*** Opening RECORDS FOR THIS EXERCISE ***
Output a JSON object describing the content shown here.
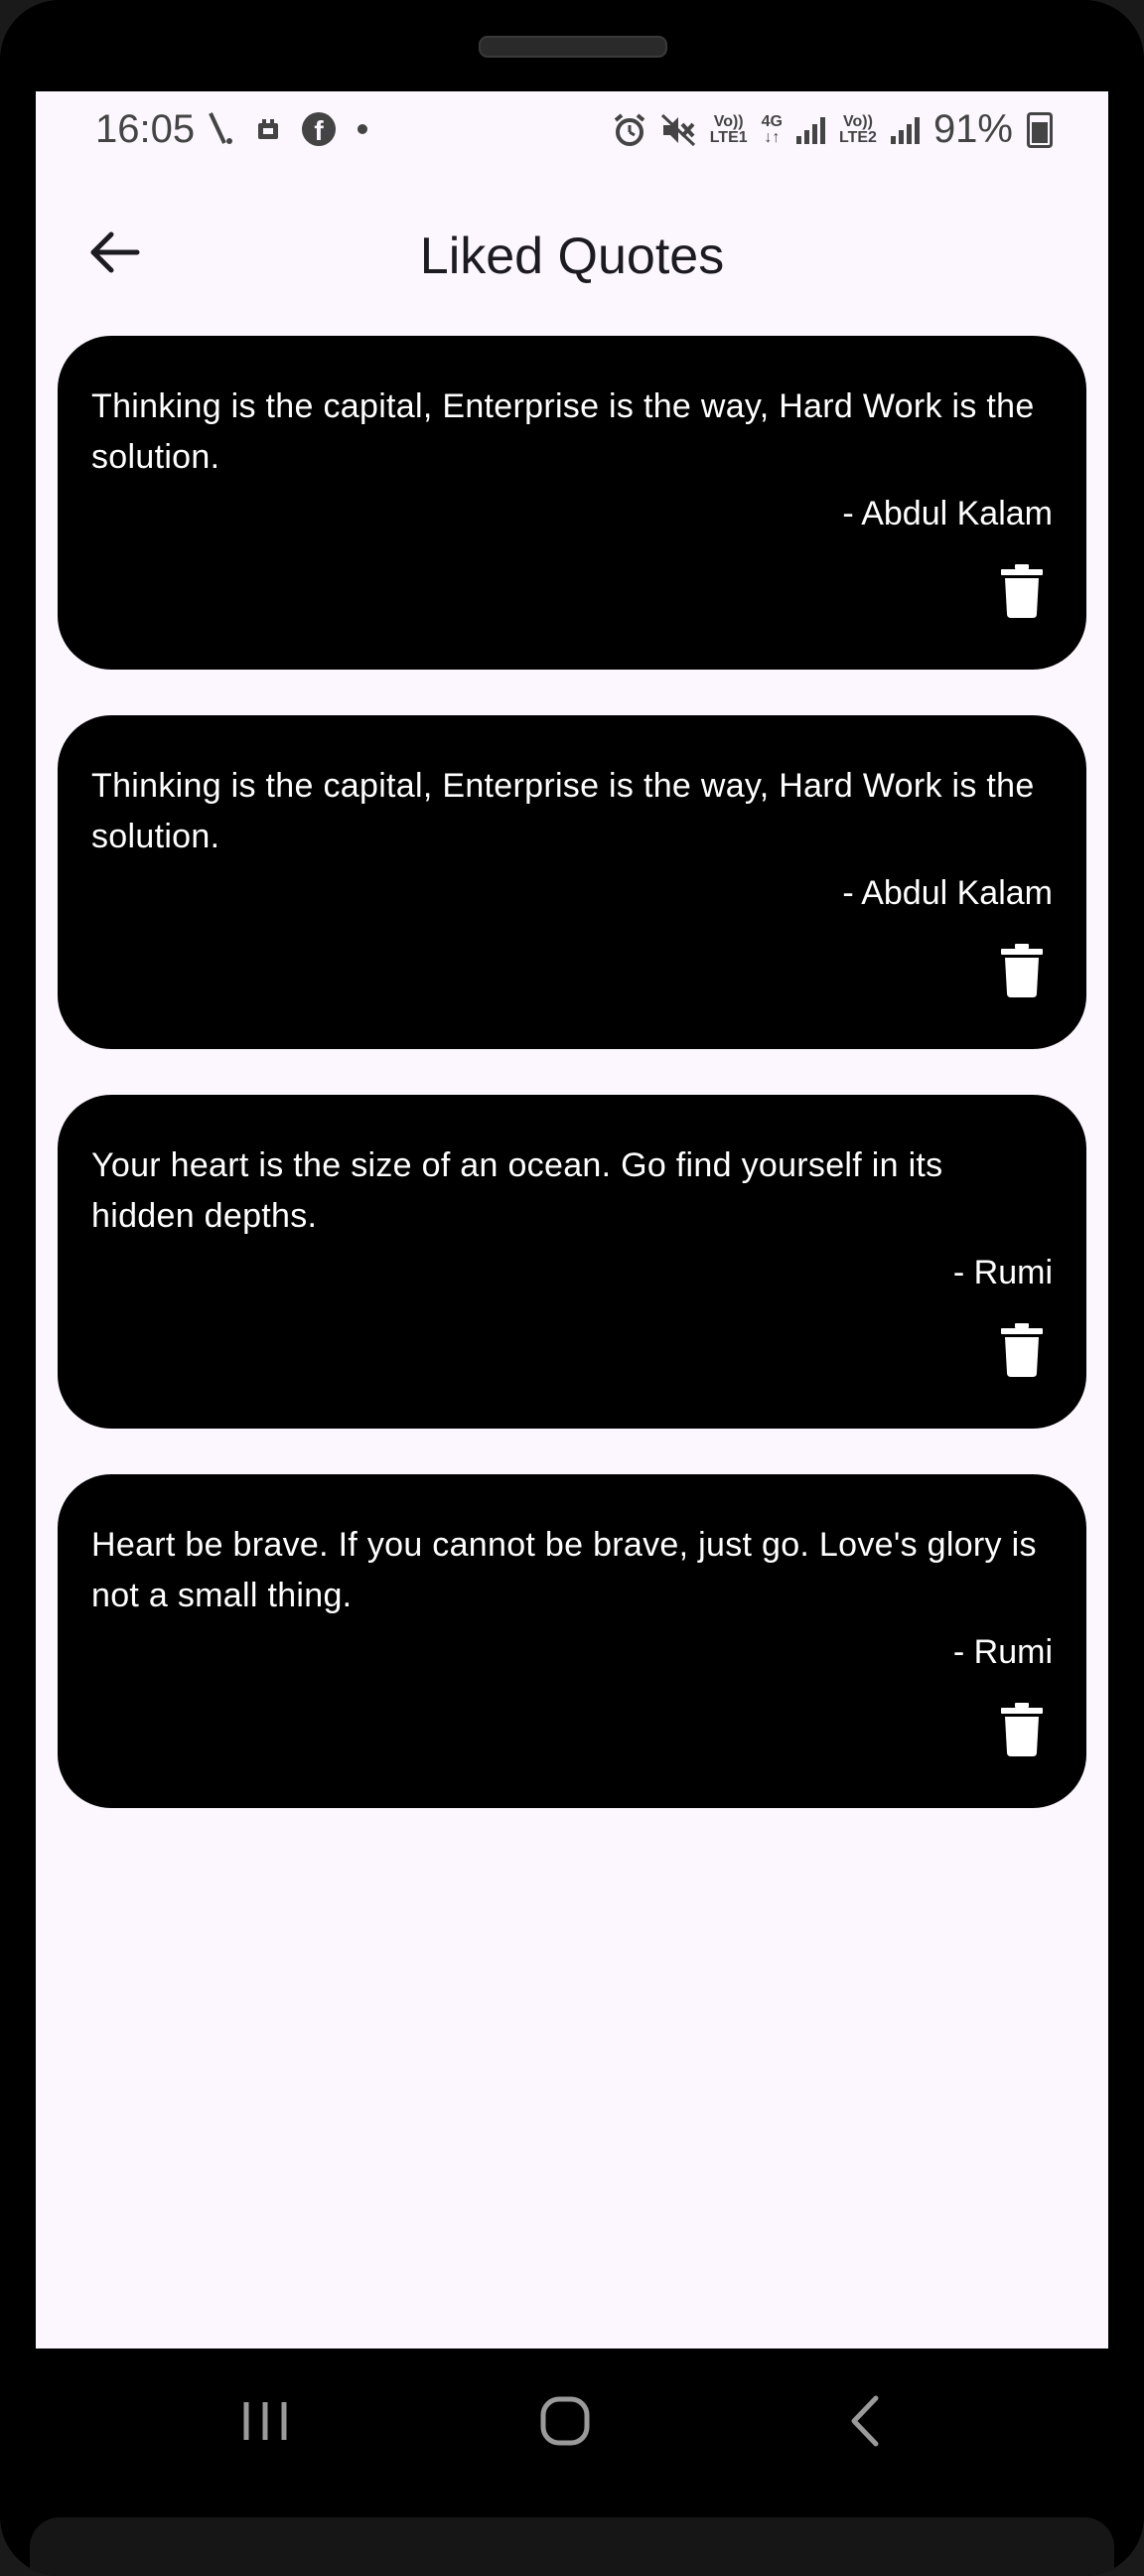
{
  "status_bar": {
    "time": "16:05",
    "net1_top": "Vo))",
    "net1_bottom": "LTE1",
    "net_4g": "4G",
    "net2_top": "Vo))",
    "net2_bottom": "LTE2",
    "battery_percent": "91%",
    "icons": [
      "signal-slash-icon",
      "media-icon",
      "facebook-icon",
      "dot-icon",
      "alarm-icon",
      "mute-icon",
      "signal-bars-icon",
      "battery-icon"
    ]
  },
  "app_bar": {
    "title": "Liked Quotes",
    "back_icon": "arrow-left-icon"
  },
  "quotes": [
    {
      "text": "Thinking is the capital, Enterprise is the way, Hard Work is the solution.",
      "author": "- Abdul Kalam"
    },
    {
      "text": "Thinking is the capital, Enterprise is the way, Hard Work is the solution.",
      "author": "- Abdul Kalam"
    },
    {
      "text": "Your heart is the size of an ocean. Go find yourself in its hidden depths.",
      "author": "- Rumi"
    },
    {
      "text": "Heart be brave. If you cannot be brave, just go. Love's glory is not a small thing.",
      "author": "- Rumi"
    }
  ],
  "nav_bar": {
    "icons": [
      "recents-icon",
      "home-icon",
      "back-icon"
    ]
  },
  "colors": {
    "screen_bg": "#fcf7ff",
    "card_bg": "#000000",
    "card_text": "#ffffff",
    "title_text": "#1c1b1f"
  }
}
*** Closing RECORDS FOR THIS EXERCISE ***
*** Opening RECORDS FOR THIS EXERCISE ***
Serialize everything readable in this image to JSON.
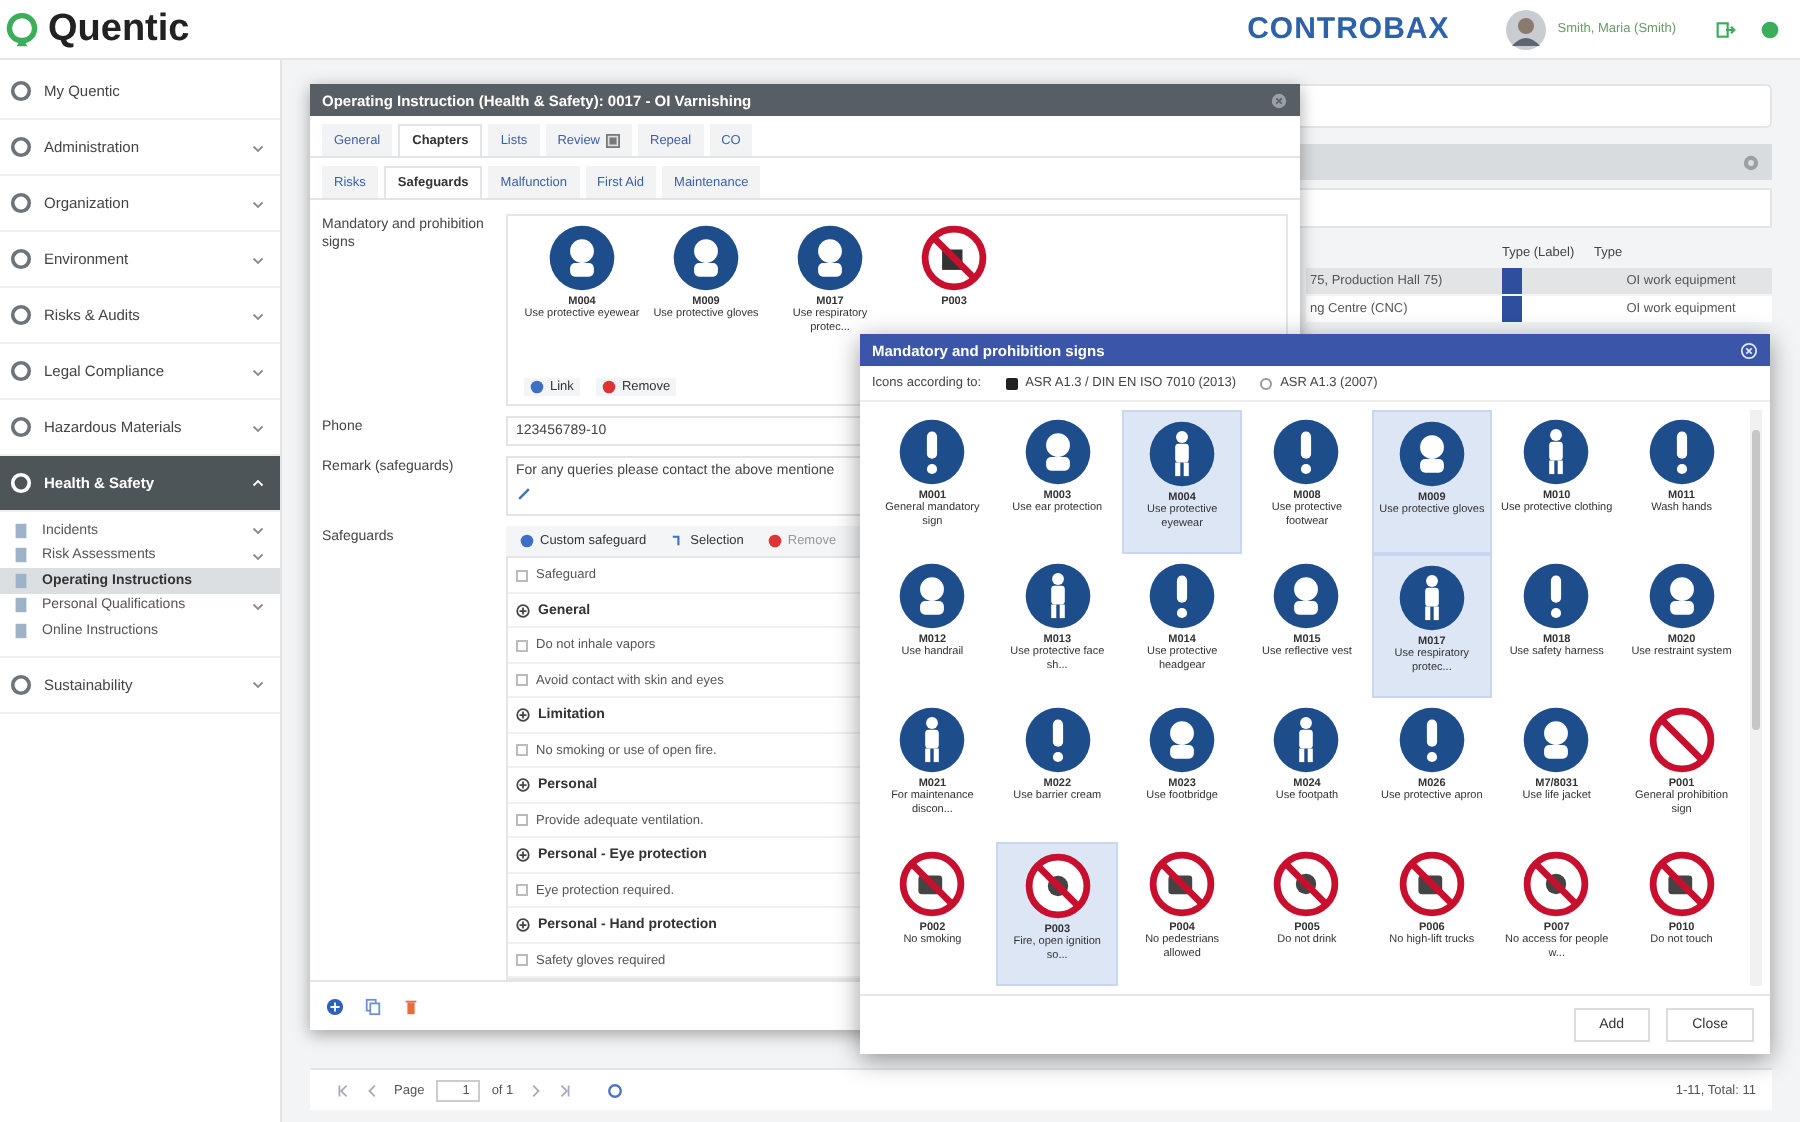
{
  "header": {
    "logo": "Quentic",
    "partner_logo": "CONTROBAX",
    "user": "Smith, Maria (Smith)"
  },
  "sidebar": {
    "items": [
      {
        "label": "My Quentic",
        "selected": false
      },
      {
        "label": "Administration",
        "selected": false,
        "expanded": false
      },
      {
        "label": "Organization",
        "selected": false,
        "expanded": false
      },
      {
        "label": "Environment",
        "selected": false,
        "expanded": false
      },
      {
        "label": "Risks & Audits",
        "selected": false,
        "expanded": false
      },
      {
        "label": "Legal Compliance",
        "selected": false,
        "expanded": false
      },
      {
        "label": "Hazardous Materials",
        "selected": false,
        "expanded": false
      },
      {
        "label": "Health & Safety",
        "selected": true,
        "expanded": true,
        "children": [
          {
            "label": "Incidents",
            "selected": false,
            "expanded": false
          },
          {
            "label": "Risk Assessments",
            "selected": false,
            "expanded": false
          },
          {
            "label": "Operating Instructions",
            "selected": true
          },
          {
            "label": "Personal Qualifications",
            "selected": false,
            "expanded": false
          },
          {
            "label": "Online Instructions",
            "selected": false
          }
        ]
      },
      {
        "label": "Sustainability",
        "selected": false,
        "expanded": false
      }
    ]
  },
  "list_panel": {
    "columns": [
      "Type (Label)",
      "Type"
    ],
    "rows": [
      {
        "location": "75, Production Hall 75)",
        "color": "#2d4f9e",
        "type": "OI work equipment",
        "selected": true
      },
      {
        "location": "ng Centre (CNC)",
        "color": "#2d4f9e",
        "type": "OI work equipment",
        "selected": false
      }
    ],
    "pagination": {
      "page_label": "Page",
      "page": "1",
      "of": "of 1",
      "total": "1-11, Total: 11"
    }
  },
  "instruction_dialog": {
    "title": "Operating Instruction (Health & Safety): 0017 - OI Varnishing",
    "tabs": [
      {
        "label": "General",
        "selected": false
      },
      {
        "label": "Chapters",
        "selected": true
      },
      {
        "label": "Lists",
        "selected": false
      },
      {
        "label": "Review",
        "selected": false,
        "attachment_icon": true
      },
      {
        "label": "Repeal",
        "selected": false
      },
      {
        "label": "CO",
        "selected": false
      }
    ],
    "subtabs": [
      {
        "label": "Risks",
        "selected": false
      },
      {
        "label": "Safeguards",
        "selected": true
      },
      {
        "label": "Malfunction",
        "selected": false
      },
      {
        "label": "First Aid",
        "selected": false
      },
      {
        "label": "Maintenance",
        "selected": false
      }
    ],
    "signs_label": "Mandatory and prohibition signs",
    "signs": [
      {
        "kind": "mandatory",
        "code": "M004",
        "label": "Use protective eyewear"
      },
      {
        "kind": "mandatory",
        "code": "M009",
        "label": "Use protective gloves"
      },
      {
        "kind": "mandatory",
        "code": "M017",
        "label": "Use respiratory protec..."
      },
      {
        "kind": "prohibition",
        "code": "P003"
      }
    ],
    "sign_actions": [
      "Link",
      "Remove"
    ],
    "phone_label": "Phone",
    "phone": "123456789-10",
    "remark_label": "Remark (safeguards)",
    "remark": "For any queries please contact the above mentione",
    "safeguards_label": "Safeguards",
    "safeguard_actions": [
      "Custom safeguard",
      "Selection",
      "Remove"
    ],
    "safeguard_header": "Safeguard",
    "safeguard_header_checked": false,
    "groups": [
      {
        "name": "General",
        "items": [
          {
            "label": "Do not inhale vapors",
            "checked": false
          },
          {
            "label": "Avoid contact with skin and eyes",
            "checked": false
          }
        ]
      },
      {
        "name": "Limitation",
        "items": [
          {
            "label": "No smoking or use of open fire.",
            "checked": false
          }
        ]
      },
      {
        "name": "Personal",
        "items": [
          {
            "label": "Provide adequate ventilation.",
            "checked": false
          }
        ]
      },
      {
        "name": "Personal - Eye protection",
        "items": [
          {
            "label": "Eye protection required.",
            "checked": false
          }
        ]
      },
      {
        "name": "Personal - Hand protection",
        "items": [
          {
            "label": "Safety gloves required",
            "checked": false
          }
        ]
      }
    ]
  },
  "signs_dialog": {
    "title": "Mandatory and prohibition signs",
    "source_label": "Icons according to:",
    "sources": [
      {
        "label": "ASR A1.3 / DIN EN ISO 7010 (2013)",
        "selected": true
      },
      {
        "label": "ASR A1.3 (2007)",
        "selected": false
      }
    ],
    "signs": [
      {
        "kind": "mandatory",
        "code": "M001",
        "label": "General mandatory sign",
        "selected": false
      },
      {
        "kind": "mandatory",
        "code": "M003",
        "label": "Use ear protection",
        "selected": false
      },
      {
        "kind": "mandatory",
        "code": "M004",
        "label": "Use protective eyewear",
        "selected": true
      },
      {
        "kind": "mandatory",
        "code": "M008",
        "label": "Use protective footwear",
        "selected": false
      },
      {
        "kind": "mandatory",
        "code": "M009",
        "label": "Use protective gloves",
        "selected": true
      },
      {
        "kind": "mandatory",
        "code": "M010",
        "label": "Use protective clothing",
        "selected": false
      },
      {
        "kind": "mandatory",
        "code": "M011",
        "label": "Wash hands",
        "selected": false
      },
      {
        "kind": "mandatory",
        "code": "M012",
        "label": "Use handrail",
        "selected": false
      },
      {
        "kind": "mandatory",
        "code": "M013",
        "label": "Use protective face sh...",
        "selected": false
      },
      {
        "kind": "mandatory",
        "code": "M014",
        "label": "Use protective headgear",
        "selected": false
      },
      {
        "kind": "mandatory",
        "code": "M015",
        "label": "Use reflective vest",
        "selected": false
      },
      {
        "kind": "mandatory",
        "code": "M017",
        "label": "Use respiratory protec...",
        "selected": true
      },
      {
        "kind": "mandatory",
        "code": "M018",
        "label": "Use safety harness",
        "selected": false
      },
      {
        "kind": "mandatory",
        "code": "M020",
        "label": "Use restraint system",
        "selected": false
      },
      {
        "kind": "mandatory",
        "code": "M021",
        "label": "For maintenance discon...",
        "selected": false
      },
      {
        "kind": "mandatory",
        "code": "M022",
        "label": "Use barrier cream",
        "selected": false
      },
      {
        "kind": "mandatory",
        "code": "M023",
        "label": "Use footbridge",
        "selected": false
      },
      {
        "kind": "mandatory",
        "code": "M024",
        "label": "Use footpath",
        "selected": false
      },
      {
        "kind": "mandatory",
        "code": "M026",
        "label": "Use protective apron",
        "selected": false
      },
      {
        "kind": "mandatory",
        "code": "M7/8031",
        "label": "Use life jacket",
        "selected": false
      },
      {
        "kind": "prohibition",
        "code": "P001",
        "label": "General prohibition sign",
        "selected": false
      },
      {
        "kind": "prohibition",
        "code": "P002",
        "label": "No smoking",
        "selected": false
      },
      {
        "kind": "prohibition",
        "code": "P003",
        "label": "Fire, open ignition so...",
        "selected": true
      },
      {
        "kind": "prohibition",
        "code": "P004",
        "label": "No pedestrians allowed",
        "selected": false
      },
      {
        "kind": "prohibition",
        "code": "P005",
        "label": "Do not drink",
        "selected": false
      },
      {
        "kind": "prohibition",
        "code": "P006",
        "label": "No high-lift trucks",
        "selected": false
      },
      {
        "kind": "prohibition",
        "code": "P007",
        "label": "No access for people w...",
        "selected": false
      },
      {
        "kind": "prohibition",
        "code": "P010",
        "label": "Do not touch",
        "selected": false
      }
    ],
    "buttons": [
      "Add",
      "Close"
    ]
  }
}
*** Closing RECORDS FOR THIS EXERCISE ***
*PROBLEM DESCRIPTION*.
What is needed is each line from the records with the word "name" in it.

*TASK SOLUTION*.
        "name": "General",
        "name": "Limitation",
        "name": "Personal",
        "name": "Personal - Eye protection",
        "name": "Personal - Hand protection",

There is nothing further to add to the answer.